The dilemma goes like this. There is a burning building, inside is a child and a Picasso painting. You can only save one, which do you choose?
“What dilemma?” I hear you cry. “There’s no dilemma, OBVIOUSLY you save the child!” Obviously you do…although…hmmm…if you save the Picasso, you could sell it and buy mosquito nets for Africa, potentially saving thousands of children (and before anyone says it, yes I know the Picasso probably wouldn’t be ours to sell, but this isn’t a real scenario people, we’re just discussing the concept!). Saving the Picasso therefore potentially results in a greater good. I came across this dilemma on a BBC news article in December about giving to charity, and it keeps popping back into my mind, so I thought I’d share it with you – hey don’t mention it, it’s what I’m here for!
So the dilemma remains. Even if we accept the logic that saving the Picasso would potentially do more good, if it came to it, if we were really in that position and faced with that decision, how many of us could actually turn our backs on that child that is right in front of us? It’s far easier to turn our backs on the thousands of children in Africa who need us, we can’t see those children, we can’t hear their cries, they’re easier to ignore. Ouch.

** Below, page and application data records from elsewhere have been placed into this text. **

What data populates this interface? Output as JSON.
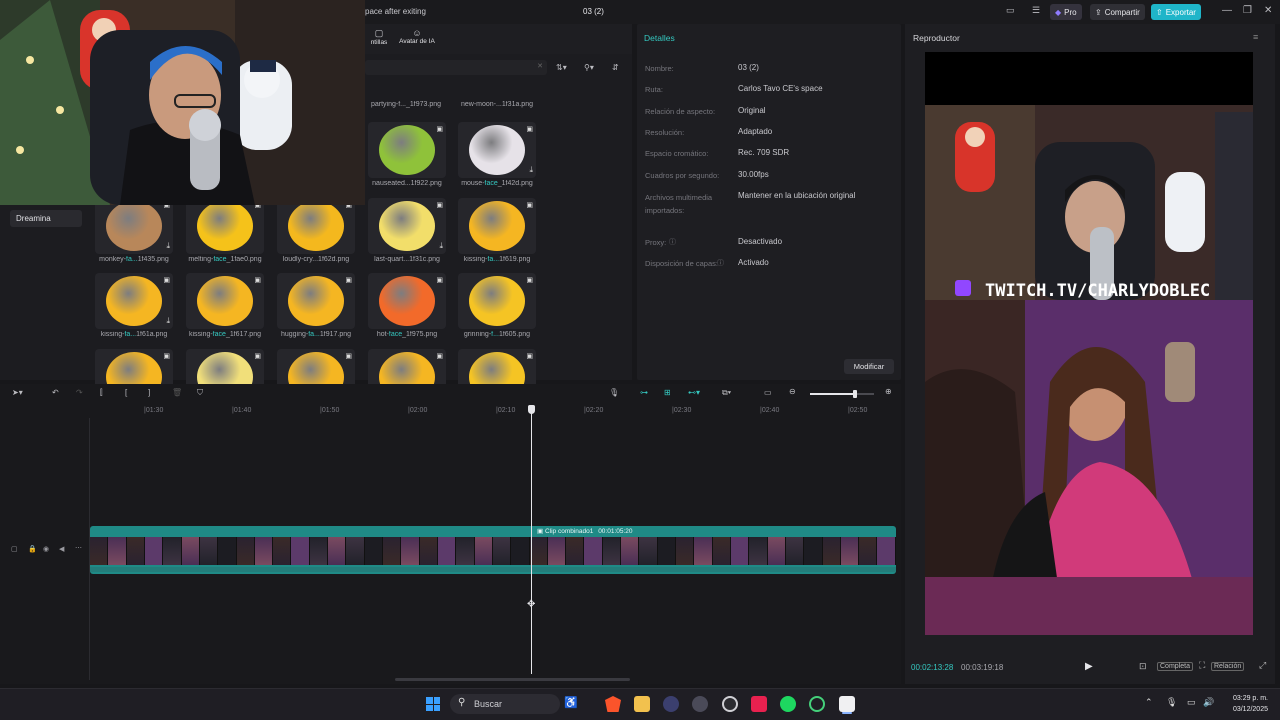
{
  "topbar": {
    "project_hint": "pace after exiting",
    "project_name": "03 (2)",
    "pro_label": "Pro",
    "share_label": "Compartir",
    "export_label": "Exportar"
  },
  "media": {
    "tabs": [
      {
        "label": "ntillas"
      },
      {
        "label": "Avatar de IA"
      }
    ],
    "sidebar_item": "Dreamina",
    "top_captions": [
      "partying-f..._1f973.png",
      "new-moon-...1f31a.png"
    ],
    "items": [
      {
        "name_pre": "nauseated...1f922.png",
        "name_hl": "",
        "name_post": "",
        "color": "#8fc23a",
        "dl": false
      },
      {
        "name_pre": "mouse-",
        "name_hl": "face",
        "name_post": "_1f42d.png",
        "color": "#e6e2e8",
        "dl": true
      },
      {
        "name_pre": "monkey-",
        "name_hl": "fa...",
        "name_post": "1f435.png",
        "color": "#b8875a",
        "dl": true
      },
      {
        "name_pre": "melting-",
        "name_hl": "face",
        "name_post": "_1fae0.png",
        "color": "#f5c21a",
        "dl": false
      },
      {
        "name_pre": "loudly-cry...1f62d.png",
        "name_hl": "",
        "name_post": "",
        "color": "#f4b81e",
        "dl": false
      },
      {
        "name_pre": "last-quart...1f31c.png",
        "name_hl": "",
        "name_post": "",
        "color": "#f2de6a",
        "dl": true
      },
      {
        "name_pre": "kissing-",
        "name_hl": "fa...",
        "name_post": "1f619.png",
        "color": "#f5b622",
        "dl": false
      },
      {
        "name_pre": "kissing-",
        "name_hl": "fa...",
        "name_post": "1f61a.png",
        "color": "#f5b622",
        "dl": true
      },
      {
        "name_pre": "kissing-",
        "name_hl": "face",
        "name_post": "_1f617.png",
        "color": "#f5b622",
        "dl": false
      },
      {
        "name_pre": "hugging-",
        "name_hl": "fa...",
        "name_post": "1f917.png",
        "color": "#f5b622",
        "dl": false
      },
      {
        "name_pre": "hot-",
        "name_hl": "face",
        "name_post": "_1f975.png",
        "color": "#f26a2a",
        "dl": false
      },
      {
        "name_pre": "grinning-",
        "name_hl": "f...",
        "name_post": "1f605.png",
        "color": "#f5c424",
        "dl": false
      },
      {
        "name_pre": "",
        "name_hl": "",
        "name_post": "",
        "color": "#f5b622",
        "dl": false
      },
      {
        "name_pre": "",
        "name_hl": "",
        "name_post": "",
        "color": "#f1df7a",
        "dl": false
      },
      {
        "name_pre": "",
        "name_hl": "",
        "name_post": "",
        "color": "#f5b622",
        "dl": false
      },
      {
        "name_pre": "",
        "name_hl": "",
        "name_post": "",
        "color": "#f5b622",
        "dl": false
      },
      {
        "name_pre": "",
        "name_hl": "",
        "name_post": "",
        "color": "#f5c424",
        "dl": false
      }
    ]
  },
  "details": {
    "title": "Detalles",
    "rows": [
      {
        "label": "Nombre:",
        "value": "03 (2)"
      },
      {
        "label": "Ruta:",
        "value": "Carlos Tavo CE's space"
      },
      {
        "label": "Relación de aspecto:",
        "value": "Original"
      },
      {
        "label": "Resolución:",
        "value": "Adaptado"
      },
      {
        "label": "Espacio cromático:",
        "value": "Rec. 709 SDR"
      },
      {
        "label": "Cuadros por segundo:",
        "value": "30.00fps"
      },
      {
        "label": "Archivos multimedia importados:",
        "value": "Mantener en la ubicación original"
      },
      {
        "label": "Proxy:",
        "value": "Desactivado"
      },
      {
        "label": "Disposición de capas:",
        "value": "Activado"
      }
    ],
    "modify_label": "Modificar"
  },
  "player": {
    "title": "Reproductor",
    "watermark": "TWITCH.TV/CHARLYDOBLEC",
    "current_time": "00:02:13:28",
    "total_time": "00:03:19:18",
    "full_label": "Completa",
    "ratio_label": "Relación"
  },
  "timeline": {
    "ticks": [
      "01:30",
      "01:40",
      "01:50",
      "02:00",
      "02:10",
      "02:20",
      "02:30",
      "02:40",
      "02:50"
    ],
    "clip_label": "Clip combinado1",
    "clip_duration": "00:01:05:20",
    "zoom_level": 0.7
  },
  "taskbar": {
    "search_placeholder": "Buscar",
    "time": "03:29 p. m.",
    "date": "03/12/2025"
  },
  "colors": {
    "accent": "#35c9c1",
    "export": "#1fb5c9",
    "clip": "#1f8a86"
  }
}
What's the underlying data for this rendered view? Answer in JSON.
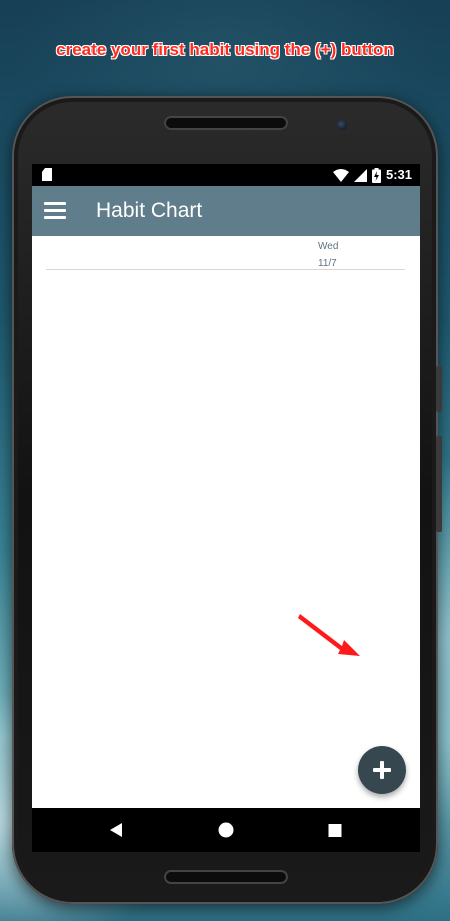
{
  "banner": {
    "text": "create your first habit using the (+) button"
  },
  "status_bar": {
    "time": "5:31",
    "icons": [
      "sd-card-icon",
      "wifi-icon",
      "signal-icon",
      "battery-charging-icon"
    ]
  },
  "app_bar": {
    "title": "Habit Chart",
    "menu_icon": "hamburger-menu-icon"
  },
  "chart": {
    "columns": [
      {
        "day": "Wed",
        "date": "11/7"
      }
    ]
  },
  "fab": {
    "icon": "plus-icon"
  },
  "nav_bar": {
    "buttons": [
      "back-icon",
      "home-icon",
      "recents-icon"
    ]
  },
  "colors": {
    "app_bar": "#607d8b",
    "fab": "#37474f",
    "banner_text": "#ff2a1f",
    "arrow": "#ff1a1a",
    "header_text": "#5f7380"
  }
}
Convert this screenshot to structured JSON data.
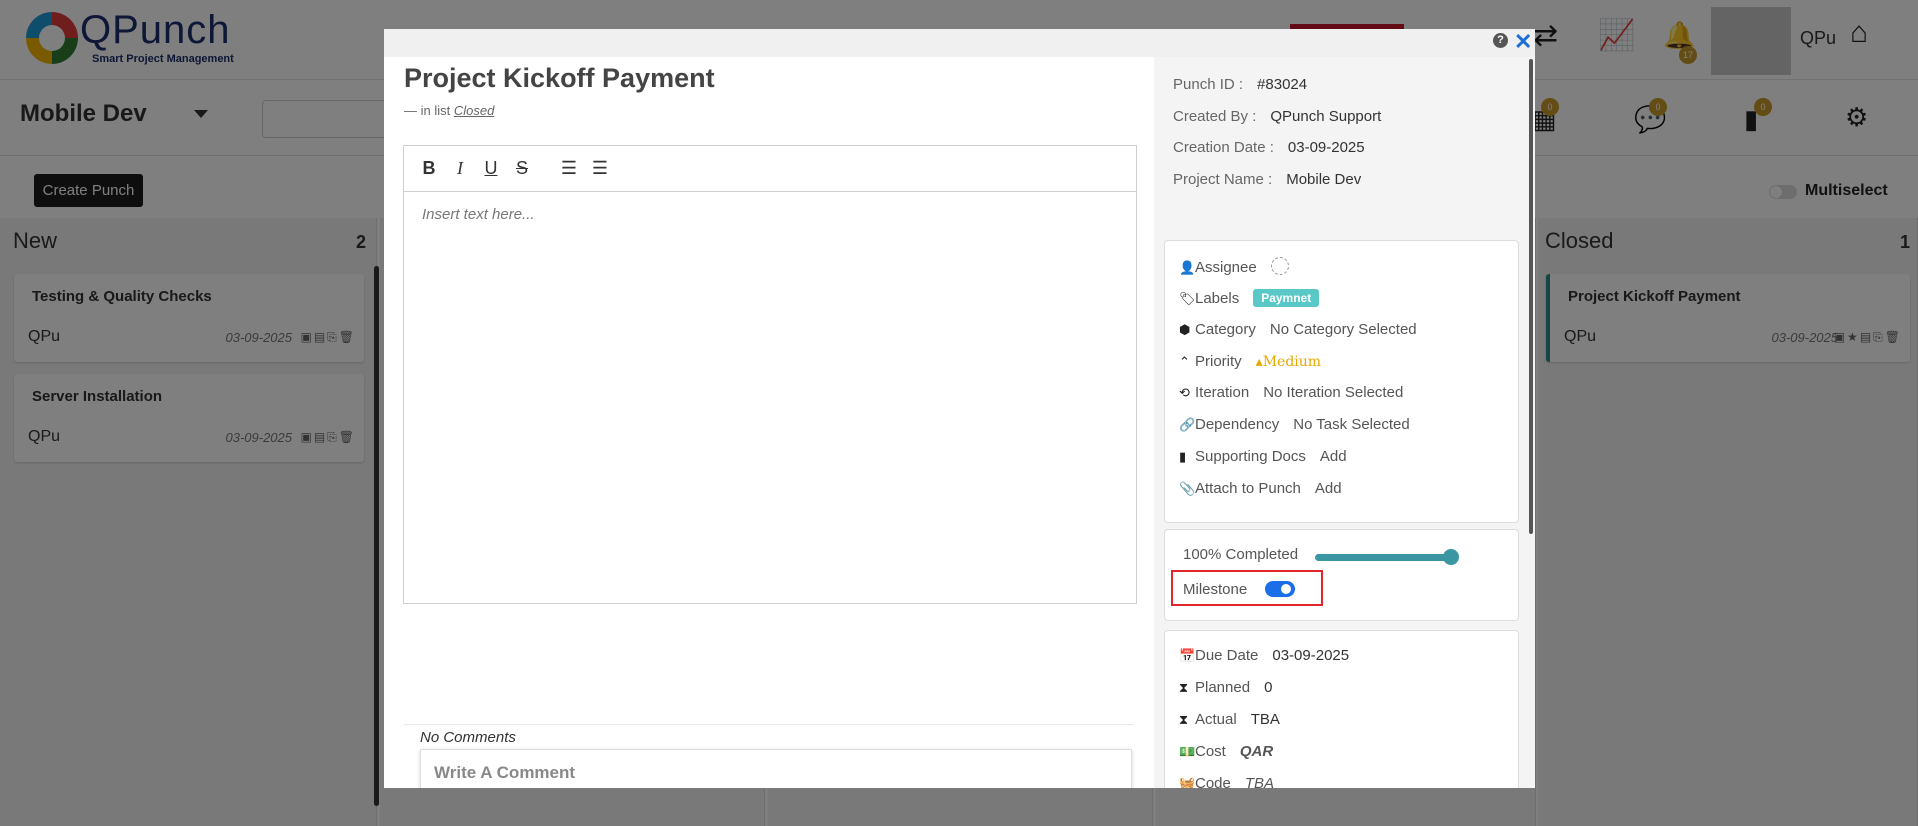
{
  "app": {
    "brand_name": "QPunch",
    "brand_tagline": "Smart Project Management",
    "notification_count": "17",
    "user_short": "QPu",
    "icons": [
      "transfer-icon",
      "chart-icon",
      "bell-icon",
      "home-icon"
    ]
  },
  "project": {
    "name": "Mobile Dev",
    "create_button": "Create Punch",
    "multiselect_label": "Multiselect",
    "badges": [
      "0",
      "0",
      "0"
    ]
  },
  "columns": [
    {
      "title": "New",
      "count": "2",
      "cards": [
        {
          "title": "Testing & Quality Checks",
          "date": "03-09-2025",
          "user": "QPu"
        },
        {
          "title": "Server Installation",
          "date": "03-09-2025",
          "user": "QPu"
        }
      ]
    },
    {
      "title": "Closed",
      "count": "1",
      "cards": [
        {
          "title": "Project Kickoff Payment",
          "date": "03-09-2025",
          "user": "QPu"
        }
      ]
    }
  ],
  "modal": {
    "help_glyph": "?",
    "close_glyph": "✕",
    "title": "Project Kickoff Payment",
    "in_list_prefix": "— in list",
    "list_name": "Closed",
    "toolbar": {
      "bold": "B",
      "italic": "I",
      "underline": "U",
      "strike": "S",
      "ordered": "☰",
      "bullet": "☰"
    },
    "editor_placeholder": "Insert text here...",
    "no_comments": "No Comments",
    "comment_placeholder": "Write A Comment",
    "meta": {
      "punch_id_label": "Punch ID :",
      "punch_id": "#83024",
      "created_by_label": "Created By :",
      "created_by": "QPunch Support",
      "creation_date_label": "Creation Date :",
      "creation_date": "03-09-2025",
      "project_name_label": "Project Name :",
      "project_name": "Mobile Dev"
    },
    "details": {
      "assignee_label": "Assignee",
      "labels_label": "Labels",
      "label_chip": "Paymnet",
      "category_label": "Category",
      "category_value": "No Category Selected",
      "priority_label": "Priority",
      "priority_value": "Medium",
      "iteration_label": "Iteration",
      "iteration_value": "No Iteration Selected",
      "dependency_label": "Dependency",
      "dependency_value": "No Task Selected",
      "supporting_docs_label": "Supporting Docs",
      "supporting_docs_value": "Add",
      "attach_label": "Attach to Punch",
      "attach_value": "Add"
    },
    "progress": {
      "label": "100% Completed",
      "percent": 100,
      "milestone_label": "Milestone",
      "milestone_on": true,
      "accent": "#3a96a0",
      "toggle_color": "#1a6ee8"
    },
    "schedule": {
      "due_date_label": "Due Date",
      "due_date": "03-09-2025",
      "planned_label": "Planned",
      "planned": "0",
      "actual_label": "Actual",
      "actual": "TBA",
      "cost_label": "Cost",
      "cost": "QAR",
      "code_label": "Code",
      "code": "TBA"
    }
  }
}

What does the decision say about us? Are we being human and compassionate by saving the child in front of us, by reacting to that direct need and cry for help in front of us? Or are we being hugely selfish and just doing that for ourselves, because we couldn’t live with ourselves if we had turned away from the child in need that was right in front of us? But if our instinct is to save the child in front of us, then maybe that is the right decision? After all, our human instincts have evolved to where they are for a reason. Or have we evolved to think beyond our instincts rather than blindly follow them? Which is it?
Goodness, this is pretty intense stuff compared to what usually goes on around here isn’t it. I don’t offer an apology for that though, it’s good sometimes to question ourselves, and what motivates us. Clearly the concept I’m discussing here doesn’t just apply literally, we can no doubt relate it wider.

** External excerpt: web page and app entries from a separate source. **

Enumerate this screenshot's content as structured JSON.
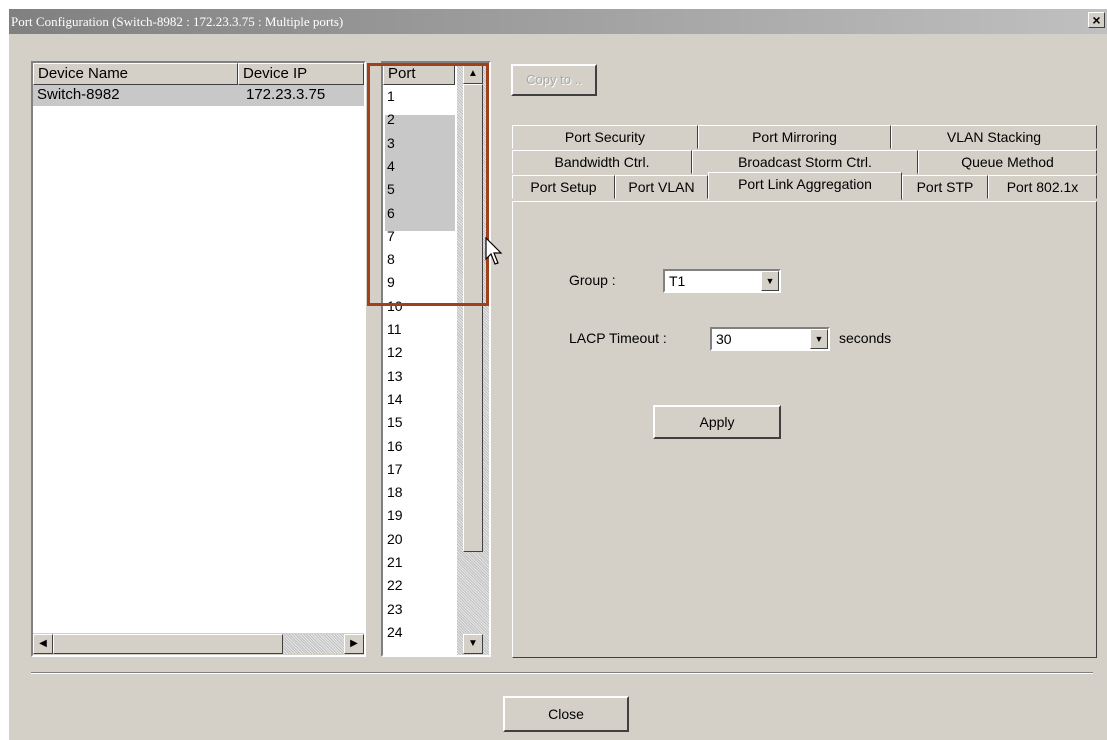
{
  "window": {
    "title": "Port Configuration (Switch-8982 : 172.23.3.75 : Multiple ports)",
    "close_glyph": "×"
  },
  "device_table": {
    "headers": [
      "Device Name",
      "Device IP"
    ],
    "rows": [
      {
        "name": "Switch-8982",
        "ip": "172.23.3.75"
      }
    ]
  },
  "port_list": {
    "header": "Port",
    "items": [
      "1",
      "2",
      "3",
      "4",
      "5",
      "6",
      "7",
      "8",
      "9",
      "10",
      "11",
      "12",
      "13",
      "14",
      "15",
      "16",
      "17",
      "18",
      "19",
      "20",
      "21",
      "22",
      "23",
      "24"
    ],
    "selected": [
      "2",
      "3",
      "4",
      "5",
      "6"
    ]
  },
  "copy_button": "Copy to ..",
  "tabs": {
    "row1": [
      "Port Security",
      "Port Mirroring",
      "VLAN Stacking"
    ],
    "row2": [
      "Bandwidth Ctrl.",
      "Broadcast Storm Ctrl.",
      "Queue Method"
    ],
    "row3": [
      "Port Setup",
      "Port VLAN",
      "Port Link Aggregation",
      "Port STP",
      "Port 802.1x"
    ],
    "active": "Port Link Aggregation"
  },
  "form": {
    "group_label": "Group :",
    "group_value": "T1",
    "lacp_label": "LACP Timeout :",
    "lacp_value": "30",
    "lacp_unit": "seconds",
    "apply_label": "Apply"
  },
  "close_label": "Close",
  "colors": {
    "highlight_box": "#a0401c",
    "selection": "#c8c8c8",
    "face": "#d4d0c8"
  }
}
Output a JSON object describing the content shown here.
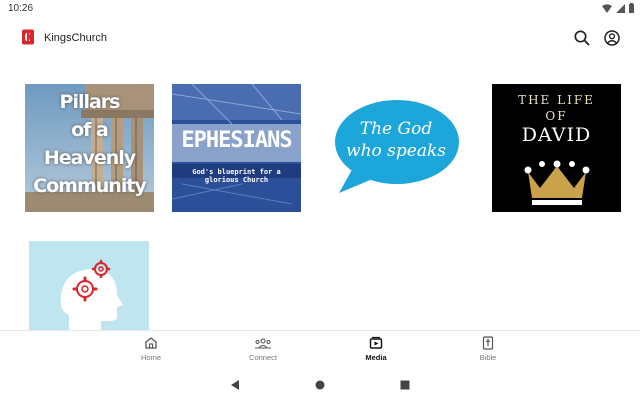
{
  "status_bar": {
    "time": "10:26",
    "icons": [
      "wifi-icon",
      "signal-icon",
      "battery-icon"
    ]
  },
  "app_bar": {
    "title": "KingsChurch",
    "logo": "kingschurch-logo",
    "actions": [
      "search-icon",
      "account-icon"
    ]
  },
  "media": {
    "items": [
      {
        "id": "pillars",
        "cover_lines": [
          "Pillars",
          "of a",
          "Heavenly",
          "Community"
        ]
      },
      {
        "id": "ephesians",
        "cover_title": "EPHESIANS",
        "cover_subtitle": "God's blueprint for a glorious Church"
      },
      {
        "id": "god_speaks",
        "cover_lines": [
          "The God",
          "who speaks"
        ]
      },
      {
        "id": "david",
        "cover_lines": [
          "THE LIFE",
          "OF"
        ],
        "cover_name": "DAVID"
      },
      {
        "id": "mind",
        "cover_image": "head-with-gears-illustration"
      }
    ]
  },
  "bottom_nav": {
    "items": [
      {
        "label": "Home",
        "icon": "home-icon",
        "active": false
      },
      {
        "label": "Connect",
        "icon": "people-icon",
        "active": false
      },
      {
        "label": "Media",
        "icon": "media-icon",
        "active": true
      },
      {
        "label": "Bible",
        "icon": "bible-icon",
        "active": false
      }
    ]
  },
  "system_nav": [
    "back-triangle-icon",
    "home-circle-icon",
    "recents-square-icon"
  ],
  "colors": {
    "brand_red": "#d8262c",
    "speech_bubble_blue": "#1ca6d9",
    "ephesians_blue": "#2c4f9a",
    "mind_bg": "#bfe5f0"
  }
}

Any thoughts? (Preferably thoughts related to what I’ve just written about, but not necessarily, I’ll take any thoughts).
While we’re talking about mosquito nets (and this wasn’t the original purpose of writing this post, but it seems a shame to waste the opportunity), if you want to help the fight against malaria, you can donate to the Against Malaria Foundation. A net costs $2.50, and 100% of public donations go on buying nets.